OHPSA engaged Frontier Economics to model energy market outcomes, including operation, costs and revenues, for its H2 production facility (electrolyser), H2 power station and H2 storage assets for the FY26 to FY51 period under different future states of the world. The project includes calculating cashflow implications for the owner of the assets of various options for procuring electricity supply, for supplying H2 offtake (from the H2 production facility) and for supplying electricity firming products (from the hydrogen power station) as well as calculating the effect on expected return and on risk for the assets of each individual contractual option.
New South Wales Hydrogen Infrastructure Masterplan
Australia’s New South Wales (NSW) Office of Energy and Climate Change was responsible for delivering the Hydrogen Infrastructure Masterplan, to guide industry and government on planning and investment decisions relating to hydrogen supply chains in NSW. Frontier Economics undertook the demand and supply analysis of hydrogen in NSW to support the OECC in the delivery of the masterplan. Frontier Economics developed forecasts of hydrogen demand in NSW, identifying demand for different end uses (including transport, industrial use, generation and export) and for a variety of regional areas within NSW. We also identified the employment opportunities from the development of the hydrogen sector in NSW.
New South Wales Electricity Infrastructure Roadmap modelling
Frontier Economics was engaged by AGL to analyse the impact of the NSW Electricity Infrastructure Roadmap that was passed into Australian law in December 2020. We used our electricity market models to evaluate the additional renewable and storage investment supported by the Roadmap and how this contributed to the early retirement of coal-fired generators. The study assessed impacts on investment, retirement, dispatch, security, and wholesale and retail prices.

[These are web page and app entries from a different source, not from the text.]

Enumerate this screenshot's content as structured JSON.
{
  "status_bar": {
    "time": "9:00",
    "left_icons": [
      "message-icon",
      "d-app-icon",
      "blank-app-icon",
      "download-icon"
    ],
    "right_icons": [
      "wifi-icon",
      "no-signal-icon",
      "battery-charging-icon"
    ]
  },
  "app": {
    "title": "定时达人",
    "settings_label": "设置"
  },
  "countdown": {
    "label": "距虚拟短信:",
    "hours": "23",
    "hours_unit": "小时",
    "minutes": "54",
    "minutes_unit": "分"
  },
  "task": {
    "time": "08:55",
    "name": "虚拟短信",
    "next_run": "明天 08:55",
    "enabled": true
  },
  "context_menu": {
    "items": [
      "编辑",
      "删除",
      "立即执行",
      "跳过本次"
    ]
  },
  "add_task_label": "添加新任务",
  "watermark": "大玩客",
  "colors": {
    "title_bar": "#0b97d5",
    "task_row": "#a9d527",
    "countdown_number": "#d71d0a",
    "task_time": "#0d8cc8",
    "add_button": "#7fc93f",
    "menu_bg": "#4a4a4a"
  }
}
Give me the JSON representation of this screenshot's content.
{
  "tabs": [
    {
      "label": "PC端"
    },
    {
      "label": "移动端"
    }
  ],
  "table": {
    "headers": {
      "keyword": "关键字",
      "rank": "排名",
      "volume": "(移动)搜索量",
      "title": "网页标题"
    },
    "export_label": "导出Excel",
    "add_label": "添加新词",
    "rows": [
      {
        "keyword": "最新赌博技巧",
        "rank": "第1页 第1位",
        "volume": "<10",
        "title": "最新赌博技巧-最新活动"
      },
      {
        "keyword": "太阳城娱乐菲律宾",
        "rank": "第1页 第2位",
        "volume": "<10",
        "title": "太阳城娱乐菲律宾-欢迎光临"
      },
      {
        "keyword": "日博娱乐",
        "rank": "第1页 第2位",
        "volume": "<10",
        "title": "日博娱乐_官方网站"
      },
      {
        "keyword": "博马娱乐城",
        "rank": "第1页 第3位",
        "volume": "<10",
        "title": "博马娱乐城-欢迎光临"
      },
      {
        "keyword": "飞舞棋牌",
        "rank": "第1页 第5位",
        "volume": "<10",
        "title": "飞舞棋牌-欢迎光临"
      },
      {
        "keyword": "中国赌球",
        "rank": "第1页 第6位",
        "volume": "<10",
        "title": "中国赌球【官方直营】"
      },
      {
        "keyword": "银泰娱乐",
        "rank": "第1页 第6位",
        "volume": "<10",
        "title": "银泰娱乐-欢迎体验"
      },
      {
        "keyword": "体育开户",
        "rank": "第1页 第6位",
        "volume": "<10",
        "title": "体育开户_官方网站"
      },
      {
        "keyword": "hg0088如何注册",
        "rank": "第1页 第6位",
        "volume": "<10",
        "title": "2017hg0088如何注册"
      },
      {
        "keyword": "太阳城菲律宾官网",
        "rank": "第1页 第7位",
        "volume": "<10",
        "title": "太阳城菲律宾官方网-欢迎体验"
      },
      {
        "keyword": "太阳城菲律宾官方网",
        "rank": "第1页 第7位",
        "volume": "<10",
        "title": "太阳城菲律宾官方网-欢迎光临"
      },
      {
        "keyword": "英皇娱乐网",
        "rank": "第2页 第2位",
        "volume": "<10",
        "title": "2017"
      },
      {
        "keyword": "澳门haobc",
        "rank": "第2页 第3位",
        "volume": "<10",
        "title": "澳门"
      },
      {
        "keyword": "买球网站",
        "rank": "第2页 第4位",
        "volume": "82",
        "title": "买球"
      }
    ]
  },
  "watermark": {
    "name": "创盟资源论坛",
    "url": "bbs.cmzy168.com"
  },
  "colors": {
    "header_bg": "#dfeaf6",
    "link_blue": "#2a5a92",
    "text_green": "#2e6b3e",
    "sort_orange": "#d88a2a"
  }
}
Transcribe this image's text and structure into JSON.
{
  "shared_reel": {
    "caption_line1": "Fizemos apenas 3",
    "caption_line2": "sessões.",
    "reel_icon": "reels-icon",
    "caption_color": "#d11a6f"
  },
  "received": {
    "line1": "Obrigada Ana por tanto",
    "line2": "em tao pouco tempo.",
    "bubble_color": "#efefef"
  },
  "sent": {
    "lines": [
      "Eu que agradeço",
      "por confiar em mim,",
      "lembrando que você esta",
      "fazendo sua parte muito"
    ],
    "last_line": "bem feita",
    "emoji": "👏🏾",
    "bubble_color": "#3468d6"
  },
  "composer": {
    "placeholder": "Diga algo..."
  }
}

Electricity and gas consumption trends and forecasts in the Australian Capital Territory to 2030
Frontier Economics was engaged by the Australian Capital Territory (ACT) government to analyse historical trends of electricity and gas consumption in the ACT and develop forecasts for 2019-2030. As part of this engagement, Frontier Economics undertook the following tasks: weather normalise consumption, adjustments of data for solar PV, energy efficiencies, electric vehicles, and embedded generators; estimation of price effect and income effect; estimation of greenhouse gas emissions. The results of the analysis were provided in a report to the ACT government (2019-2020).
South Australia’s Energy Plan
Frontier Economics has worked closely with the Government of South Australia as it has determined and implemented its response to the blackout of 2016. Frontier’s role in the Government’s Energy Plan includes ongoing advice on policy and strategy, procurement, commercial arrangements, and negotiation to support implementation of:
- 100MW/129MWh utility scale Tesla battery (the world’s largest), which provides load balancing and frequency control ancillary services
- 150MW Aurora solar thermal plant with molten salt storage to provide dispatchable renewable energy
- 276MW emergency (backup) aero-derivative generators
- an $800m, 250MW/675MWh Virtual Power Plant (VPP, the world’s largest), made up of 50,000 systems of 5kWs solar PV and 13.5kWh Tesla Powerwalls, which will be installed predominantly on Government public housing stock and run as a single behind the meter power plant
- a separate Home Battery Scheme, reflecting $100m in residential battery subsidies to support an additional 40,000 household storage systems.
This work has involved stakeholder engagement, advising the Government at the highest level, and negotiation on behalf of the State.